The plot involves a sharp-tongued, mother-in-law, who suffers a stroke, and her tough cookie daughter-in-law as they struggle to settle into their new home in Texas. Todd, the son/husband works hard to hang on to his heavily mortgaged land, but like most men, doesn't see his world crumbling. Miscommunication and misunderstandings abound as these three learn to adjust--in a one-room house.

Hake is adapt with dialogue; she peppers the novel with metaphors and similes. Reading Maggie's mountain dialect often caused me to chuckle aloud. For example, when discussing her plan for bartering, Maggie says, "Ma, he's going to be slicker 'n snot on a glass doorknob. But he tried cheating us, and... I'm agoina teach him a lesson" (229).

The end is a bit choppy. Transition is lacking between Chapters twenty and twenty-one, but overall, the book is well worth the time spent reading it.

Thank you to Bonnie at CFBA and Bethany House for my copy.

If you would like to read the first chapter, click here.

If you would like to buy a copy, click here.

Wednesday, January 5, 2011

Grown-up Girlfriends by Erin Smalley & Carrie Oliver

Finding and Keeping Real Friends in the Real World.

Even when life is hectic and harried, every woman has a God-given longing for relationship, and her female friends play an important role in filling that.

Oliver and Smalley help women distinguish between self-centered, insecure, childish relationships and other-centered, healthy, “grown-up” relationships. Using personal anecdotes and scriptural principles, they explain ten characteristics of a grown-up friend and offer ideas on how readers can develop these attributes in themselves.

Finally, they tackle the tough issues of friendships, such as how to support a friend in crisis, how to work toward forgiveness when a friend has injured you, and how to determine when it is best to let a friendship go.

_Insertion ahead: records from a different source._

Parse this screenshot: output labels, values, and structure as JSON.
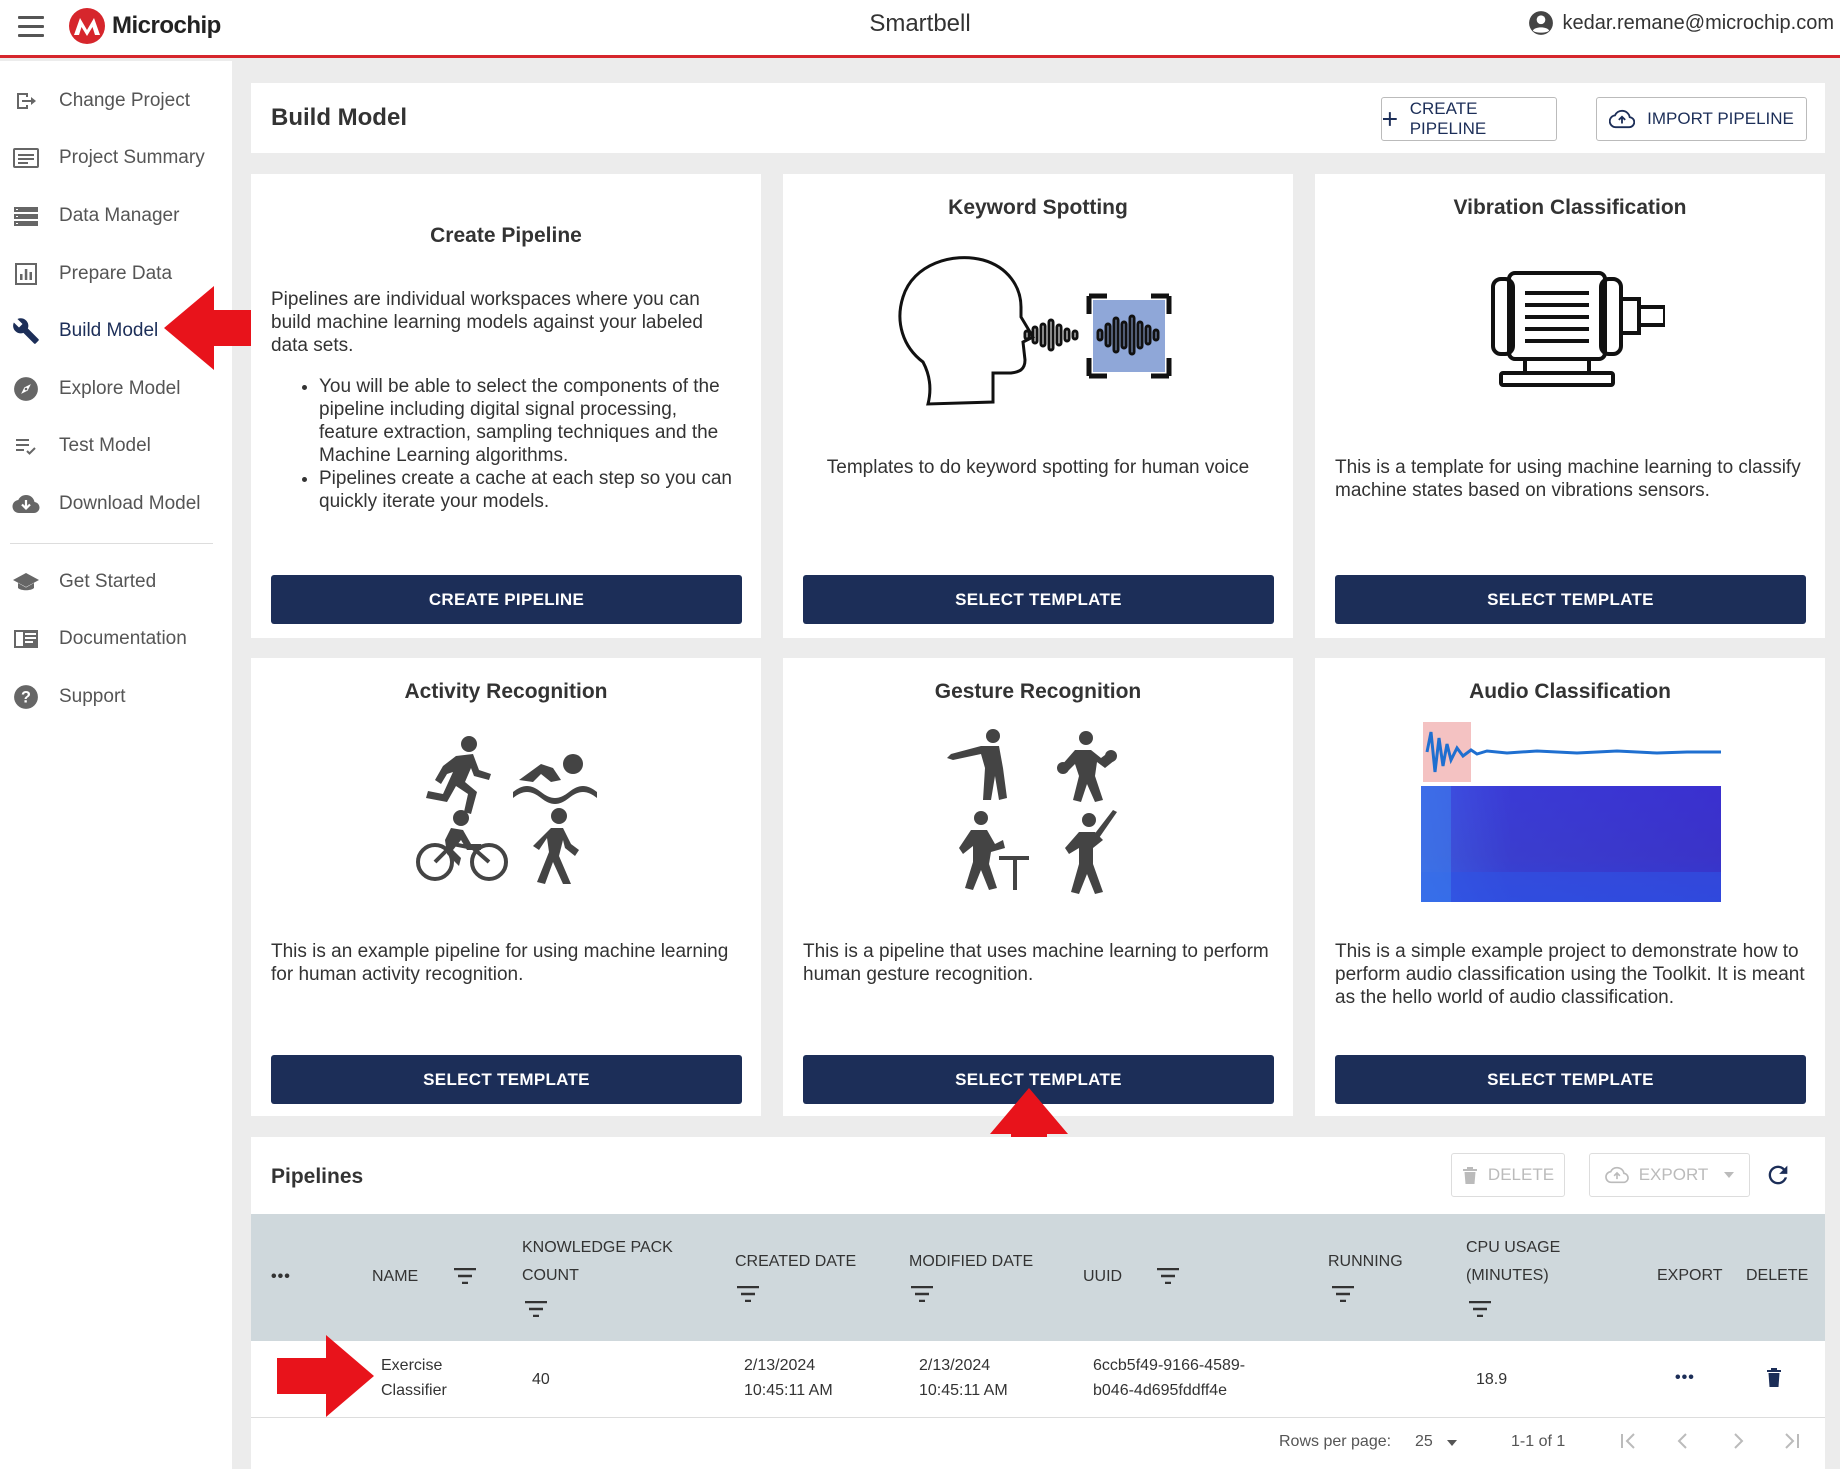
{
  "topbar": {
    "logo_text": "Microchip",
    "app_title": "Smartbell",
    "user_email": "kedar.remane@microchip.com"
  },
  "sidebar": {
    "items": [
      {
        "label": "Change Project",
        "icon": "change-project-icon"
      },
      {
        "label": "Project Summary",
        "icon": "project-summary-icon"
      },
      {
        "label": "Data Manager",
        "icon": "data-manager-icon"
      },
      {
        "label": "Prepare Data",
        "icon": "prepare-data-icon"
      },
      {
        "label": "Build Model",
        "icon": "wrench-icon",
        "active": true
      },
      {
        "label": "Explore Model",
        "icon": "compass-icon"
      },
      {
        "label": "Test Model",
        "icon": "test-model-icon"
      },
      {
        "label": "Download Model",
        "icon": "cloud-download-icon"
      }
    ],
    "secondary_items": [
      {
        "label": "Get Started",
        "icon": "graduation-cap-icon"
      },
      {
        "label": "Documentation",
        "icon": "documentation-icon"
      },
      {
        "label": "Support",
        "icon": "help-icon"
      }
    ]
  },
  "header": {
    "title": "Build Model",
    "create_pipeline_label": "CREATE PIPELINE",
    "import_pipeline_label": "IMPORT PIPELINE"
  },
  "cards": [
    {
      "title": "Create Pipeline",
      "intro": "Pipelines are individual workspaces where you can build machine learning models against your labeled data sets.",
      "bullets": [
        "You will be able to select the components of the pipeline including digital signal processing, feature extraction, sampling techniques and the Machine Learning algorithms.",
        "Pipelines create a cache at each step so you can quickly iterate your models."
      ],
      "button": "CREATE PIPELINE"
    },
    {
      "title": "Keyword Spotting",
      "description": "Templates to do keyword spotting for human voice",
      "button": "SELECT TEMPLATE"
    },
    {
      "title": "Vibration Classification",
      "description": "This is a template for using machine learning to classify machine states based on vibrations sensors.",
      "button": "SELECT TEMPLATE"
    },
    {
      "title": "Activity Recognition",
      "description": "This is an example pipeline for using machine learning for human activity recognition.",
      "button": "SELECT TEMPLATE"
    },
    {
      "title": "Gesture Recognition",
      "description": "This is a pipeline that uses machine learning to perform human gesture recognition.",
      "button": "SELECT TEMPLATE"
    },
    {
      "title": "Audio Classification",
      "description": "This is a simple example project to demonstrate how to perform audio classification using the Toolkit. It is meant as the hello world of audio classification.",
      "button": "SELECT TEMPLATE"
    }
  ],
  "pipelines": {
    "title": "Pipelines",
    "delete_label": "DELETE",
    "export_label": "EXPORT",
    "columns": {
      "more": "•••",
      "name": "NAME",
      "kp_count_1": "KNOWLEDGE PACK",
      "kp_count_2": "COUNT",
      "created": "CREATED DATE",
      "modified": "MODIFIED DATE",
      "uuid": "UUID",
      "running": "RUNNING",
      "cpu_1": "CPU USAGE",
      "cpu_2": "(MINUTES)",
      "export": "EXPORT",
      "delete": "DELETE"
    },
    "rows": [
      {
        "name_1": "Exercise",
        "name_2": "Classifier",
        "kp_count": "40",
        "created_1": "2/13/2024",
        "created_2": "10:45:11 AM",
        "modified_1": "2/13/2024",
        "modified_2": "10:45:11 AM",
        "uuid_1": "6ccb5f49-9166-4589-",
        "uuid_2": "b046-4d695fddff4e",
        "running": "",
        "cpu": "18.9",
        "export_action": "•••"
      }
    ],
    "pagination": {
      "rows_per_page_label": "Rows per page:",
      "rows_per_page": "25",
      "range": "1-1 of 1"
    }
  },
  "colors": {
    "primary": "#1c2e58",
    "accent_red": "#d6262c",
    "annotation_red": "#e8131b",
    "table_header": "#cfd8dc"
  }
}
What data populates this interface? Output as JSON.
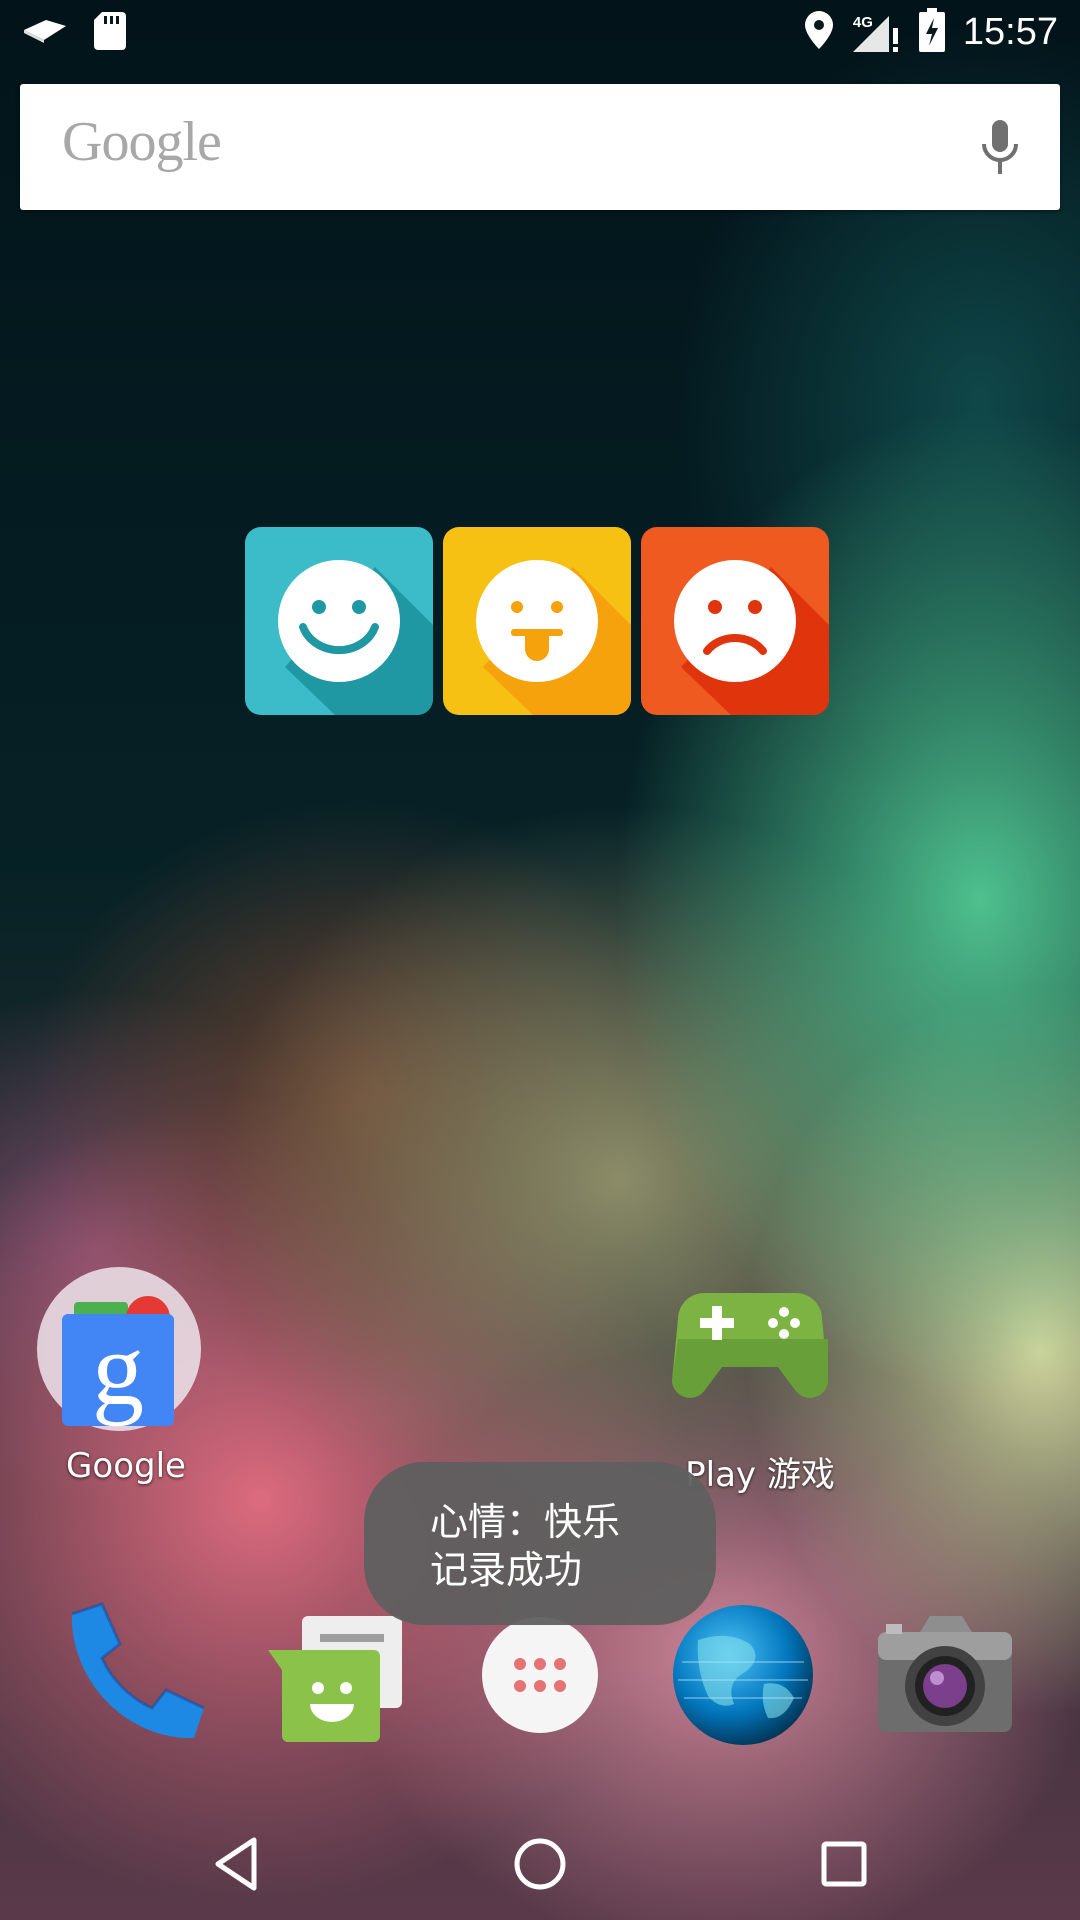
{
  "status_bar": {
    "left_icons": [
      "kindle-icon",
      "sd-card-icon"
    ],
    "right_icons": [
      "location-icon",
      "signal-icon",
      "battery-icon"
    ],
    "network_label": "4G",
    "time": "15:57"
  },
  "search": {
    "logo_text": "Google",
    "icon": "mic-icon"
  },
  "mood_widget": {
    "buttons": [
      {
        "mood": "happy",
        "color": "#3bbcc8",
        "icon": "smile-face-icon"
      },
      {
        "mood": "playful",
        "color": "#f7c113",
        "icon": "tongue-face-icon"
      },
      {
        "mood": "sad",
        "color": "#ee5a20",
        "icon": "sad-face-icon"
      }
    ]
  },
  "apps": {
    "google": {
      "label": "Google",
      "icon": "google-folder-icon"
    },
    "play_games": {
      "label": "Play 游戏",
      "icon": "gamepad-icon"
    }
  },
  "toast": {
    "message": "心情：快乐\n记录成功"
  },
  "dock": {
    "items": [
      {
        "name": "phone",
        "icon": "phone-icon"
      },
      {
        "name": "messaging",
        "icon": "messaging-icon"
      },
      {
        "name": "all-apps",
        "icon": "app-drawer-icon"
      },
      {
        "name": "browser",
        "icon": "globe-icon"
      },
      {
        "name": "camera",
        "icon": "camera-icon"
      }
    ]
  },
  "nav_bar": {
    "buttons": [
      "back",
      "home",
      "recents"
    ]
  }
}
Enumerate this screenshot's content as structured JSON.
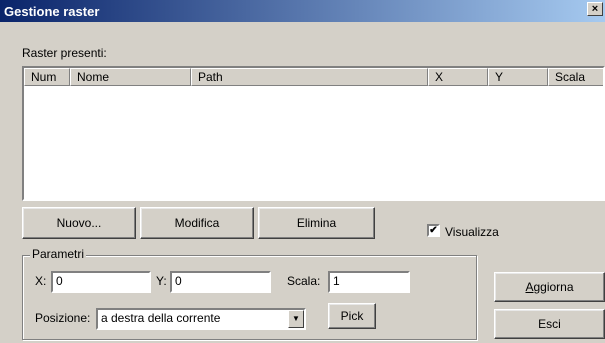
{
  "window": {
    "title": "Gestione raster",
    "close_glyph": "×"
  },
  "raster_list": {
    "label": "Raster presenti:",
    "columns": [
      "Num",
      "Nome",
      "Path",
      "X",
      "Y",
      "Scala"
    ],
    "rows": []
  },
  "buttons": {
    "nuovo": "Nuovo...",
    "modifica": "Modifica",
    "elimina": "Elimina",
    "aggiorna_accel": "A",
    "aggiorna_rest": "ggiorna",
    "esci": "Esci",
    "pick": "Pick"
  },
  "visualizza": {
    "label": "Visualizza",
    "checked": true,
    "check_glyph": "✔"
  },
  "parametri": {
    "title": "Parametri",
    "x_label": "X:",
    "x_value": "0",
    "y_label": "Y:",
    "y_value": "0",
    "scala_label": "Scala:",
    "scala_value": "1",
    "posizione_label": "Posizione:",
    "posizione_value": "a destra della corrente",
    "dropdown_glyph": "▼"
  },
  "icons": {
    "close": "close-icon",
    "dropdown": "chevron-down-icon",
    "check": "checkmark-icon"
  }
}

My Review:
Using anecdotes, Bible verses, and word pictures to describe a myriad of complex relationships, these two authors guide women toward a better understanding of how friendships grow. A Focus on the Family book.

I checked this out of my church library. I felt that with my recent move, I could brush-up my friend-gathering skills. Although comprehensive, with plenty of information gleaned from other works about the subject, I felt the material was pretty much what anyone should already know. The reader is encouraged to grow-up by becoming more like Christ.

Each chapter sums up with Reflection Questions.

If you would like to read the first chapter, click here.